BEGIN Records

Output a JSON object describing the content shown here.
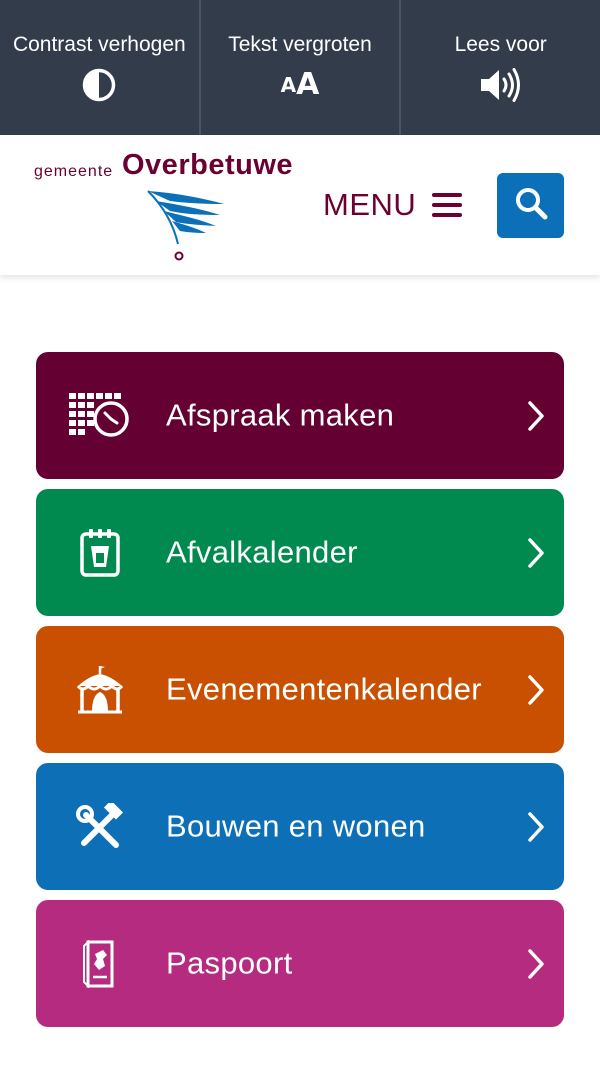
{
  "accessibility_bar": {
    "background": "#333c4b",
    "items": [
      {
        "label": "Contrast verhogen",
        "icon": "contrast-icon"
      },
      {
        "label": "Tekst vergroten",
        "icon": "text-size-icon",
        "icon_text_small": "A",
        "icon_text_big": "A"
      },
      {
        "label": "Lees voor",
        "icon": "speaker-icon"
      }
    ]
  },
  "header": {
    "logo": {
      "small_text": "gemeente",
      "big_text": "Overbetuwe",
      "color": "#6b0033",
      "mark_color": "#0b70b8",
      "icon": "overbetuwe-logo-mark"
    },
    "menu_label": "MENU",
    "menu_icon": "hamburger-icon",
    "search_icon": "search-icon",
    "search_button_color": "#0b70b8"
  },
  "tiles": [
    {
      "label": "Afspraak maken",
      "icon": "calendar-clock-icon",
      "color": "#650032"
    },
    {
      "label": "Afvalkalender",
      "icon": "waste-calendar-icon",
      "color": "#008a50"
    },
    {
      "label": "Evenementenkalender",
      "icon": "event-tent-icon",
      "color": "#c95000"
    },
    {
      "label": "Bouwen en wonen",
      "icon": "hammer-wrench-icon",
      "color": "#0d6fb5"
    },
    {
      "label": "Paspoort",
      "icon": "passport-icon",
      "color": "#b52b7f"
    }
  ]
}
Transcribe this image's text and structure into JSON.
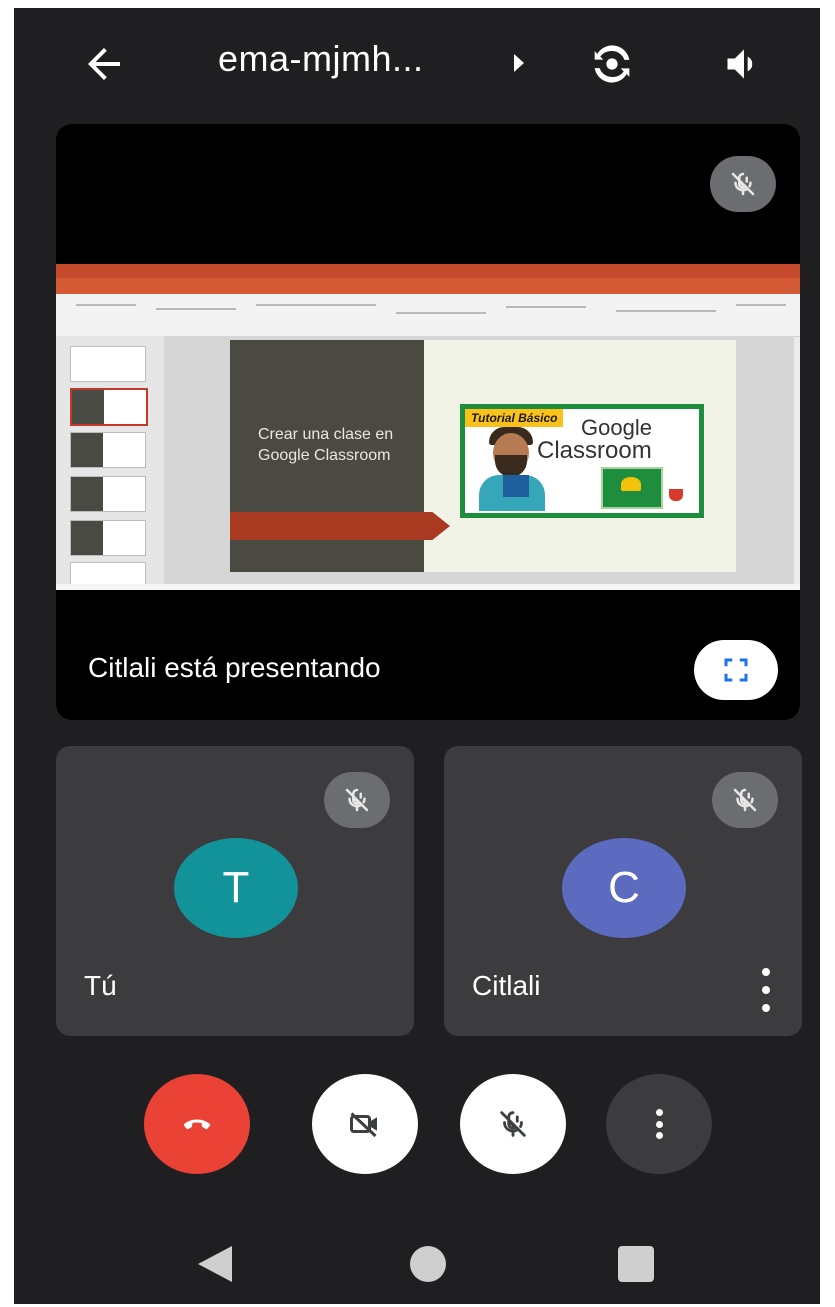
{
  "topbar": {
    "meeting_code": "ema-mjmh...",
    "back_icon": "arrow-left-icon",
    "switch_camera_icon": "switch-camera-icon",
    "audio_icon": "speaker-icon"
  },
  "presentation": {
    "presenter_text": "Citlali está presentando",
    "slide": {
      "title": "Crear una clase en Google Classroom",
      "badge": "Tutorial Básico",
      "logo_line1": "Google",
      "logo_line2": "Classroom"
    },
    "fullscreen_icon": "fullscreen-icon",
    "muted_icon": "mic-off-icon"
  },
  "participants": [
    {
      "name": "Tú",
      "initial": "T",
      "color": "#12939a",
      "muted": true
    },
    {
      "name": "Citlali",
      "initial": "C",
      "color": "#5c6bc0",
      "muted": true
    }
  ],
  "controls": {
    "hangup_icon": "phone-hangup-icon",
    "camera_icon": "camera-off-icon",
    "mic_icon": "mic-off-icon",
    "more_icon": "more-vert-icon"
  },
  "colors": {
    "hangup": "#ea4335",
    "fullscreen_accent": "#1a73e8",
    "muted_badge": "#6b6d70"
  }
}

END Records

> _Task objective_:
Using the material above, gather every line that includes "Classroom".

> _Problem solution_:
      "title": "Crear una clase en Google Classroom",
      "logo_line2": "Classroom"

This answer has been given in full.